Below are some adoptable animals at the ASPCA who are a tiny bit "naughty," but 100% lovable! They're looking for loving homes this holiday season:
Removed from properties in Alabama, Mississippi, Georgia and Texas, the dogs—who ranged in age from just a few days to 12 years—were scarred, starving, and tethered to heavy chains with little access to food or water. Most had never experienced life without suffering, and several of them, including a Pit Bull named Ruby, were pregnant with pups.
Though Ruby had likely spent most of her life abused and neglected, our Emergency Responders were amazed by her sweet, gentle nature. After giving birth, Ruby was adopted by one of our responders—and she is now in the process of becoming a certified therapy dog who will bring love and joy to local hospitals, schools and retirement homes.
Every dollar you donate to the ASPCA makes a huge difference in an animal’s life. For dogs like Ruby, it can mean the difference between life and death. Help us end their suffering: Make a gift to the ASPCA today.
Tino is a regal cat who loves quiet, gentle attention from his favorite people—but this shy guy doesn’t jump in paws first. Tino feels a bit nervous around new people, and prefers to take things slow. With a little space to himself and the help of some yummy treats, he’ll warm up to his new home in no time. Let Tino sniff your hand before petting him and this sweet boy will come out of his shell for plenty of face scratches and relaxed playtime with his favorite laser toy.
This stately guy would like to be the only pet in the household and would be thrilled to go home with an experienced cat adopter to an adults-only home. Adopt Tino today!
Tino is available for adoption at the ASPCA Adoption Center. If you are interested in adopting, please call our Adoptions Department in New York City at (212) 876-7700 ext. 4120. To learn more about Tino, please visit his profile page.
Guest blog by ASPCA President and CEO Matt Bershadker
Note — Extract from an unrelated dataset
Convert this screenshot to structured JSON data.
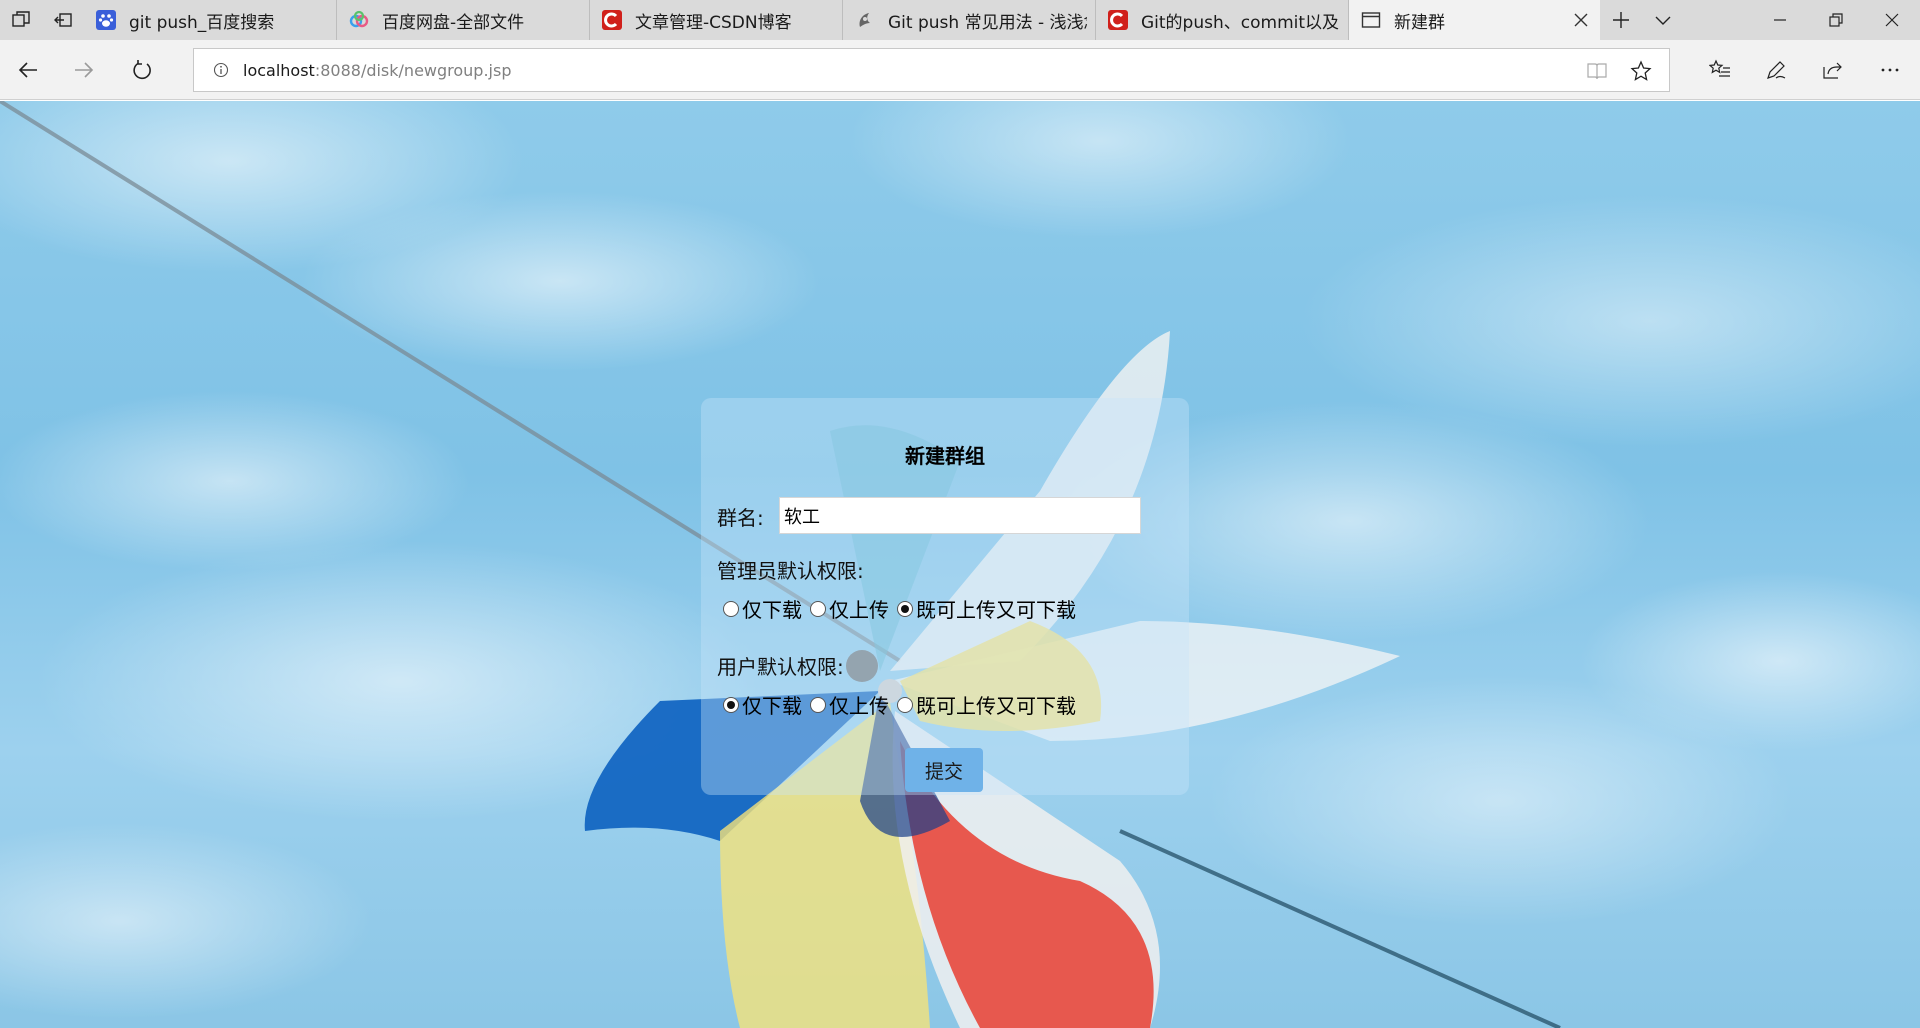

For nearly 150 years, the ASPCA has called New York City home, and we’re proud to have helped the city and its animal rescue institutions make great strides in recent years. New York City currently has the lowest dog and cat euthanasia rate per capita in the country. Animal cruelty laws are rigorously enforced in record-breaking numbers by the NYPD in partnership with the ASPCA. And, just yesterday, the New York City Council approved groundbreaking legislation that will curb puppy mills by prohibiting city pet shops from selling animals obtained from breeders who fail to meet even the most basic standards of care. New York City is a place where we protect animals from suffering, not exploit them for profit.
The positive momentum we’ve created should absolutely extend to New York City carriage horses, which is why we support Mayor de Blasio’s proposal to phase out these rides on New York City streets. Using these animals to pull heavy loads of tourists for long hours through loud and congested city streets is simply unnatural, unnecessary, and an undeniable strain on their quality of life, and we’ll work closely with rescue networks to ensure these horses are humanely retired. The ASPCA was founded in part to help horses, and we’ve devoted tremendous effort and resources over the years to bring a permanent end to both domestic horse slaughter and the export of American horses for slaughter abroad.
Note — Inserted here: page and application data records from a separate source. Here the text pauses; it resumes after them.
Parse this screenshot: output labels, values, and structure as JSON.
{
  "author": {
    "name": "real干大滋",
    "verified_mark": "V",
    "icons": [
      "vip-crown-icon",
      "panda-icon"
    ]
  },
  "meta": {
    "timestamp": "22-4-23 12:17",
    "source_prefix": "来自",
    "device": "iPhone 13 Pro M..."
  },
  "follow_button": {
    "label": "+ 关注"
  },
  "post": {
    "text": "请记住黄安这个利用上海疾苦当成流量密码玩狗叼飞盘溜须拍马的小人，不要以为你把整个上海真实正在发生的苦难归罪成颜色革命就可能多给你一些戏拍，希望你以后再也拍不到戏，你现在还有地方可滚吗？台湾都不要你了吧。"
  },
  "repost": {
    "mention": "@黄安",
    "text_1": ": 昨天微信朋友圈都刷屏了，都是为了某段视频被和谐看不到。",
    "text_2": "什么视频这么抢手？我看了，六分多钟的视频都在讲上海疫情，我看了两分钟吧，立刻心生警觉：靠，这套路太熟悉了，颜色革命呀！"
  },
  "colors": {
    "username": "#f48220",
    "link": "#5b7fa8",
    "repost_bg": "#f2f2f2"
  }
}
Naturally, retiring this industry will have financial repercussions, but the Mayor’s bill reflects a strong intent to offset those consequences with workforce training programs and resources available not only to drivers, but to owners, license holders, and horse stable employees. The proposal will prevent renewals of carriage licenses when they expire in 2016, giving displaced workers time to transition to more contemporary industries. Under this bill, owners will also be prohibited from selling horses to slaughter.
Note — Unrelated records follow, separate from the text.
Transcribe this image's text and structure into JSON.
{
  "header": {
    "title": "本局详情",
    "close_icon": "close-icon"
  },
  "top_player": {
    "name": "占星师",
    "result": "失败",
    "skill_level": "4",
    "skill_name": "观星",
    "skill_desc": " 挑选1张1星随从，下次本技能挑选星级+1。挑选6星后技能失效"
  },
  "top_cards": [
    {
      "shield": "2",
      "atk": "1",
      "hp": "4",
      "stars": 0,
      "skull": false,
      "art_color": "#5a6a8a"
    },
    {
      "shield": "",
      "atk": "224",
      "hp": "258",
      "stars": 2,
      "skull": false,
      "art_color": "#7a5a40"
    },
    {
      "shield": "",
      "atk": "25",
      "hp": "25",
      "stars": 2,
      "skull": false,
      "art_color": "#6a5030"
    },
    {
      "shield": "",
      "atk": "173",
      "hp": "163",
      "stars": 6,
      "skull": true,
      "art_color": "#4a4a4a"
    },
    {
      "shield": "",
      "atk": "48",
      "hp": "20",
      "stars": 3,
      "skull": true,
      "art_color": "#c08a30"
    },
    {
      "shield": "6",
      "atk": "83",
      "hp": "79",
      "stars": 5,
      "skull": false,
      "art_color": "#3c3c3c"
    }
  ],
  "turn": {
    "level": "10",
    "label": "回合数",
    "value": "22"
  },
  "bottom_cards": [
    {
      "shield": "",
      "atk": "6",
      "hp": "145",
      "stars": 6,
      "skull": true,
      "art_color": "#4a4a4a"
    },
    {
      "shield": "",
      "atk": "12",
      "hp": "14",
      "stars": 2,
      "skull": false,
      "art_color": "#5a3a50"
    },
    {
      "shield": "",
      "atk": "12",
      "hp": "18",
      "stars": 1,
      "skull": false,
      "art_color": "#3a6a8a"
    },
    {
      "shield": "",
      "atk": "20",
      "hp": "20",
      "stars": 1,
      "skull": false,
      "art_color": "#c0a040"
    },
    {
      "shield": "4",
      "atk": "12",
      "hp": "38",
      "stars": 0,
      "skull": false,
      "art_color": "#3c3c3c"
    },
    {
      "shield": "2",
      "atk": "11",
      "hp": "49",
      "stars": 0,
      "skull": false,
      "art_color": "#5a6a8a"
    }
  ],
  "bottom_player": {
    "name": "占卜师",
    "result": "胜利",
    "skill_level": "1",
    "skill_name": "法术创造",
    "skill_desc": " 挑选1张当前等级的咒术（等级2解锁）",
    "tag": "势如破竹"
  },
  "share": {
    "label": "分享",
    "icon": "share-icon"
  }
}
So when posed with a choice between giving these horses a quality of life they deserve, or justifying an antiquated industry on the sole basis of tradition and financial gain, it’s clear what the New York City Council should do, based on the humane values New York City holds.